● Description of the task
Would you please return the lines of the material that contain the word "title"?
================================
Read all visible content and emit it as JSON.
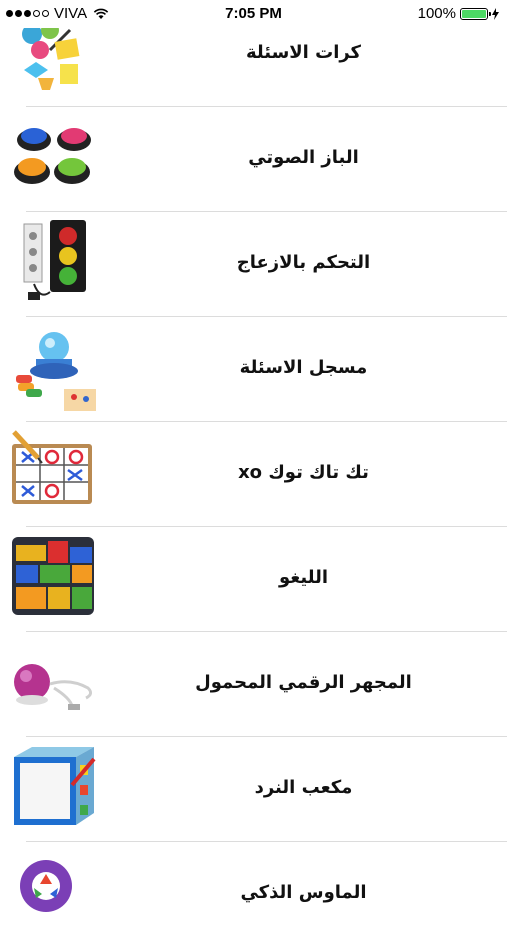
{
  "status_bar": {
    "carrier": "VIVA",
    "time": "7:05 PM",
    "battery": "100%",
    "battery_level": 1.0
  },
  "list": {
    "items": [
      {
        "title": "كرات الاسئلة",
        "icon": "question-balls-icon"
      },
      {
        "title": "الباز الصوتي",
        "icon": "buzzer-buttons-icon"
      },
      {
        "title": "التحكم بالازعاج",
        "icon": "traffic-light-icon"
      },
      {
        "title": "مسجل الاسئلة",
        "icon": "question-recorder-icon"
      },
      {
        "title": "تك تاك توك xo",
        "icon": "tic-tac-toe-icon"
      },
      {
        "title": "الليغو",
        "icon": "lego-bricks-icon"
      },
      {
        "title": "المجهر الرقمي المحمول",
        "icon": "digital-microscope-icon"
      },
      {
        "title": "مكعب النرد",
        "icon": "dice-cube-icon"
      },
      {
        "title": "الماوس الذكي",
        "icon": "smart-mouse-icon"
      }
    ]
  }
}
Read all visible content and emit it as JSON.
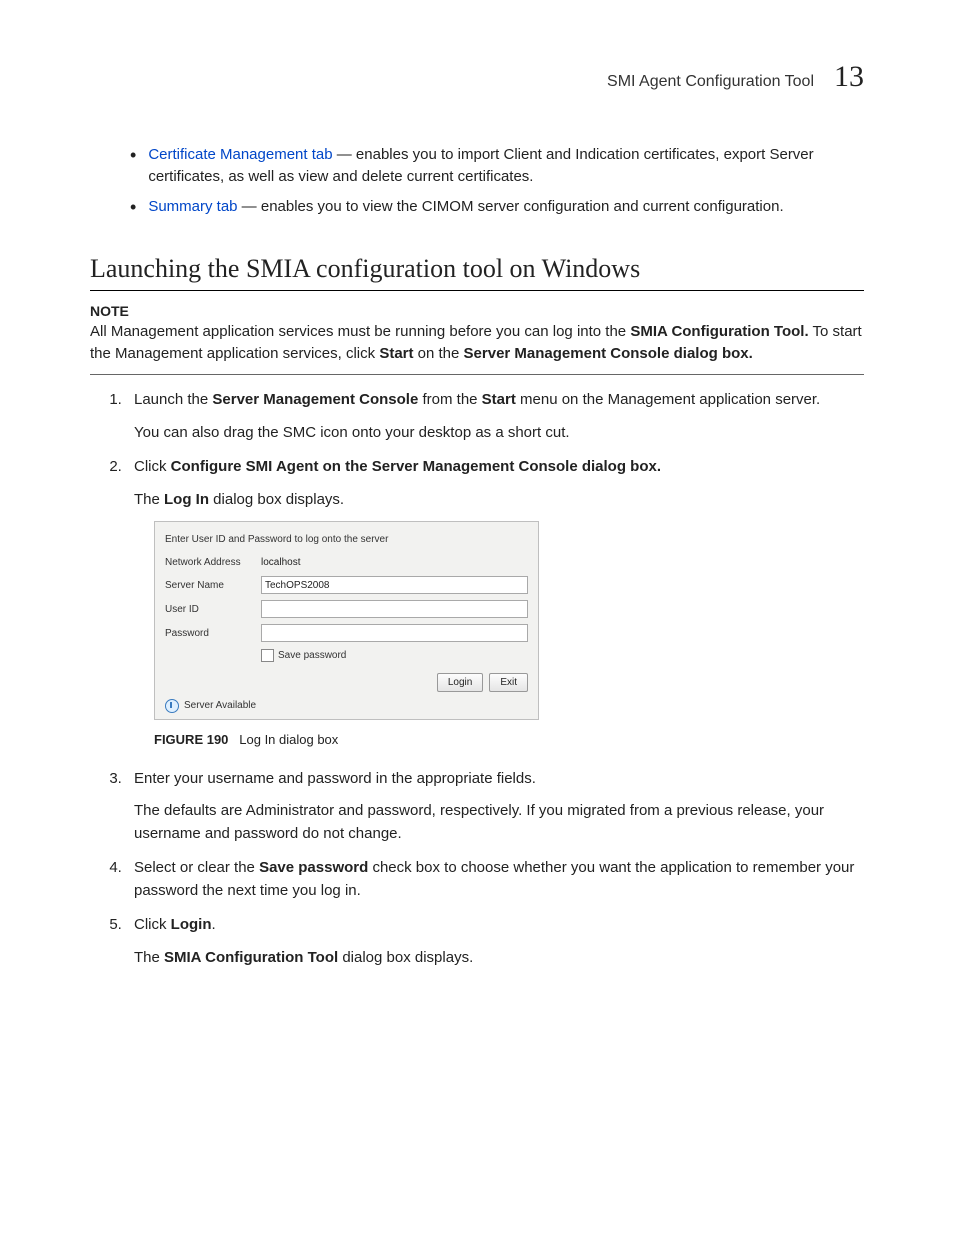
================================
● Solution to the problem
        "title": "كرات الاسئلة",
        "title": "الباز الصوتي",
        "title": "التحكم بالازعاج",
        "title": "مسجل الاسئلة",
        "title": "تك تاك توك xo",
        "title": "الليغو",
        "title": "المجهر الرقمي المحمول",
        "title": "مكعب النرد",
        "title": "الماوس الذكي",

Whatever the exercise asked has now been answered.